Coloration can be variable, and is generally associated with the geographic location a given fish hails from. Generally speaking, there are basic two color morphs: white with black body bands or white with red/brown banding. There is also a dark, almost completely black color morph that is a bit more rare, but quite interesting to see. Unlike the Russel’s lionfish, the median and caudal fins of P. volitans have several small dark spots on them. One of the most noticeable traits of “juvie” volitans lions are their very long, individually-sheathed pectoral fin rays. The short membrane at the base of each pectoral fin is clear, and the outer edge is adorned with several ocellae, or “eye spots” in juvenile specimens. These spots mimic the eyes of a small cluster of prey fish, and serve to confuse and calm the baby lion’s prey. However, these spots and the clear membrane disappear as the fish grow. As the fish mature, they also “grow into” their pectorals, thus, you may see some adult specimens with short pectorals and a squatty, bulldog-like body, while others retain a fair amount of their pectoral fin sweep. There is supposition that the difference between shorter and longer-finned specimens may be geographical locale. Juvenile specimens also exhibit two supraorbital tentacles (“antennae”) that typically disappear as the fish ages, although there are some adult fish that keep them for life.

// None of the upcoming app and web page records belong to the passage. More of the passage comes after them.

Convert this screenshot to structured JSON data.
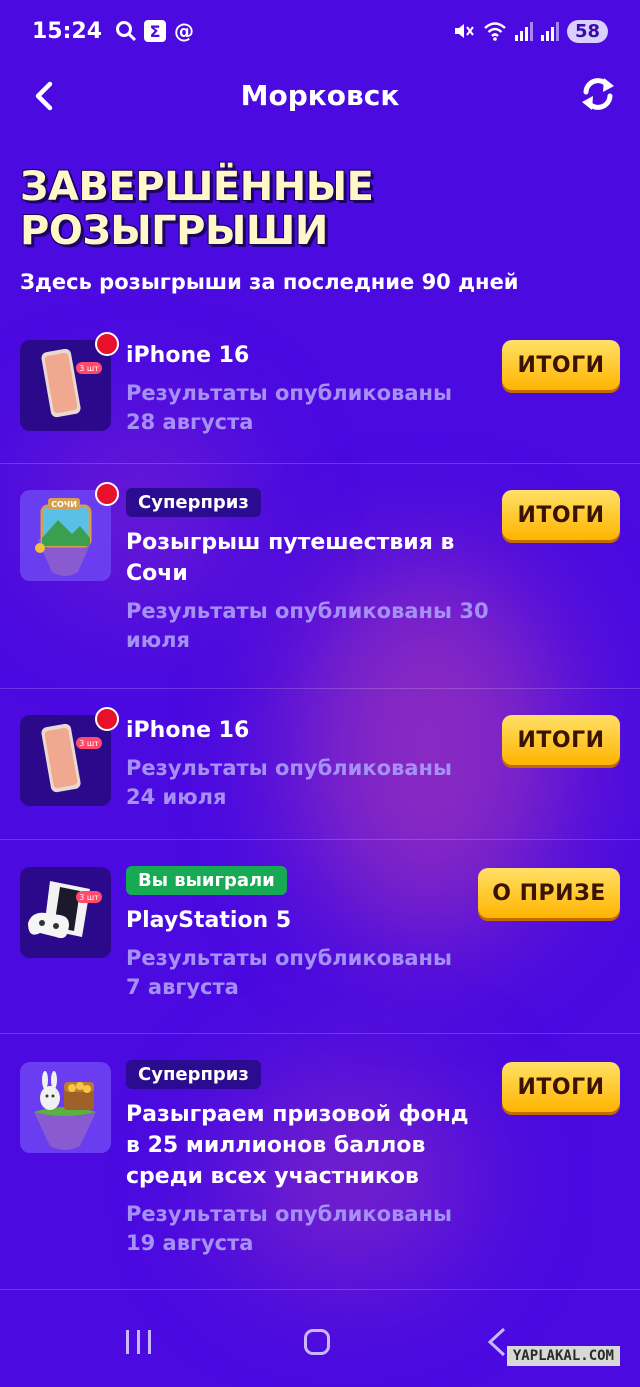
{
  "status_bar": {
    "time": "15:24",
    "battery": "58",
    "icons_left": [
      "search-icon",
      "sigma-box-icon",
      "at-icon"
    ],
    "icons_right": [
      "mute-icon",
      "wifi-icon",
      "signal-icon",
      "signal-icon"
    ]
  },
  "nav": {
    "title": "Морковск",
    "back_icon": "chevron-left-icon",
    "refresh_icon": "refresh-icon"
  },
  "page": {
    "title": "Завершённые розыгрыши",
    "subtitle": "Здесь розыгрыши за последние 90 дней"
  },
  "items": [
    {
      "title": "iPhone 16",
      "meta": "Результаты опубликованы 28 августа",
      "action": "ИТОГИ",
      "badge": "",
      "new_dot": true,
      "thumb": "iphone-icon"
    },
    {
      "title": "Розыгрыш путешествия в Сочи",
      "meta": "Результаты опубликованы 30 июля",
      "action": "ИТОГИ",
      "badge": "Суперприз",
      "new_dot": true,
      "thumb": "sochi-island-icon",
      "thumb_label": "СОЧИ"
    },
    {
      "title": "iPhone 16",
      "meta": "Результаты опубликованы 24 июля",
      "action": "ИТОГИ",
      "badge": "",
      "new_dot": true,
      "thumb": "iphone-icon"
    },
    {
      "title": "PlayStation 5",
      "meta": "Результаты опубликованы 7 августа",
      "action": "О ПРИЗЕ",
      "badge": "Вы выиграли",
      "new_dot": false,
      "thumb": "playstation-icon"
    },
    {
      "title": "Разыграем призовой фонд в 25 миллионов баллов среди всех участников",
      "meta": "Результаты опубликованы 19 августа",
      "action": "ИТОГИ",
      "badge": "Суперприз",
      "new_dot": false,
      "thumb": "treasure-island-icon"
    }
  ],
  "thumb_tag": "3 шт",
  "watermark": "YAPLAKAL.COM",
  "colors": {
    "background": "#4a0ae0",
    "button": "#ffc21a",
    "meta_text": "#a68ff5",
    "badge_dark": "#2b0b8f",
    "badge_green": "#18a955",
    "title_text": "#fff7c8"
  }
}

P. volitans is typically very easy to feed and wean, and weaning is often accomplished by simply adding a chunk of food to the water column, as this species has a voracious appetite. Their “maximum prey size” is often underestimated by aquarists who watch in horror as their adultvolitans slurps down a 6”+ long tankmate in the blink of an eye.

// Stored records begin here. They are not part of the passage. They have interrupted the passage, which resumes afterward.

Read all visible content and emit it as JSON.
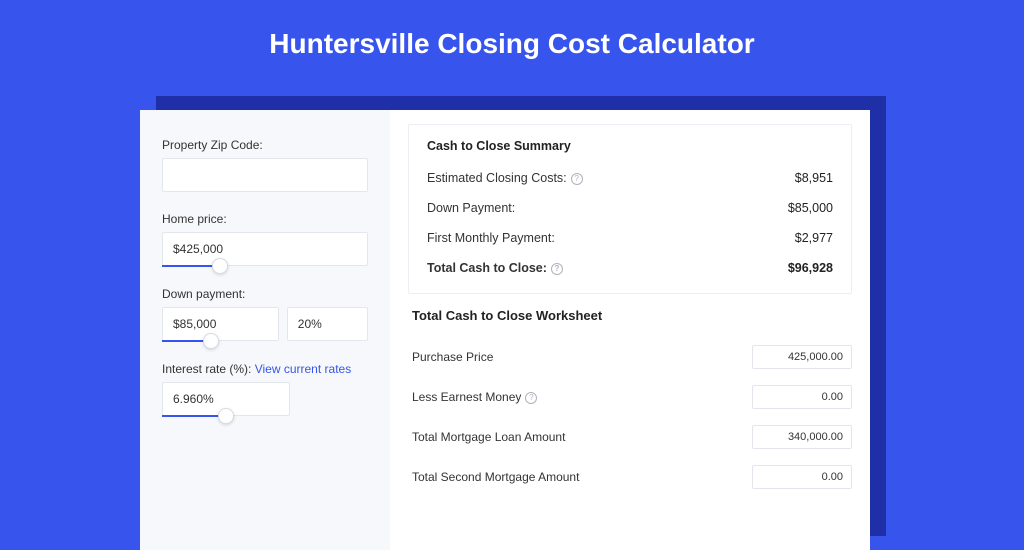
{
  "header": {
    "title": "Huntersville Closing Cost Calculator"
  },
  "left": {
    "zip_label": "Property Zip Code:",
    "zip_value": "",
    "home_price_label": "Home price:",
    "home_price_value": "$425,000",
    "home_price_slider_pct": 28,
    "down_payment_label": "Down payment:",
    "down_payment_value": "$85,000",
    "down_payment_pct_value": "20%",
    "down_payment_slider_pct": 38,
    "rate_label": "Interest rate (%):",
    "rate_link": "View current rates",
    "rate_value": "6.960%",
    "rate_slider_pct": 50
  },
  "summary": {
    "title": "Cash to Close Summary",
    "rows": [
      {
        "label": "Estimated Closing Costs:",
        "help": true,
        "value": "$8,951",
        "bold": false
      },
      {
        "label": "Down Payment:",
        "help": false,
        "value": "$85,000",
        "bold": false
      },
      {
        "label": "First Monthly Payment:",
        "help": false,
        "value": "$2,977",
        "bold": false
      },
      {
        "label": "Total Cash to Close:",
        "help": true,
        "value": "$96,928",
        "bold": true
      }
    ]
  },
  "worksheet": {
    "title": "Total Cash to Close Worksheet",
    "rows": [
      {
        "label": "Purchase Price",
        "help": false,
        "value": "425,000.00"
      },
      {
        "label": "Less Earnest Money",
        "help": true,
        "value": "0.00"
      },
      {
        "label": "Total Mortgage Loan Amount",
        "help": false,
        "value": "340,000.00"
      },
      {
        "label": "Total Second Mortgage Amount",
        "help": false,
        "value": "0.00"
      }
    ]
  }
}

This species is probably the most forgiving of all lionfish species in terms of water quality and other forms of negligence visited on them by the aquarist. In fact, in the past, this fish was sometimes used to cycle new setups, as they could handle the various spikes in water chemistry. One of the most often made mistakes with this fish is to “under-tank” it. Even a smaller adult will end up being a 12” cube (including fins), so they require a minimum front-to-back depth of 18” just to be able to turn around comfortably.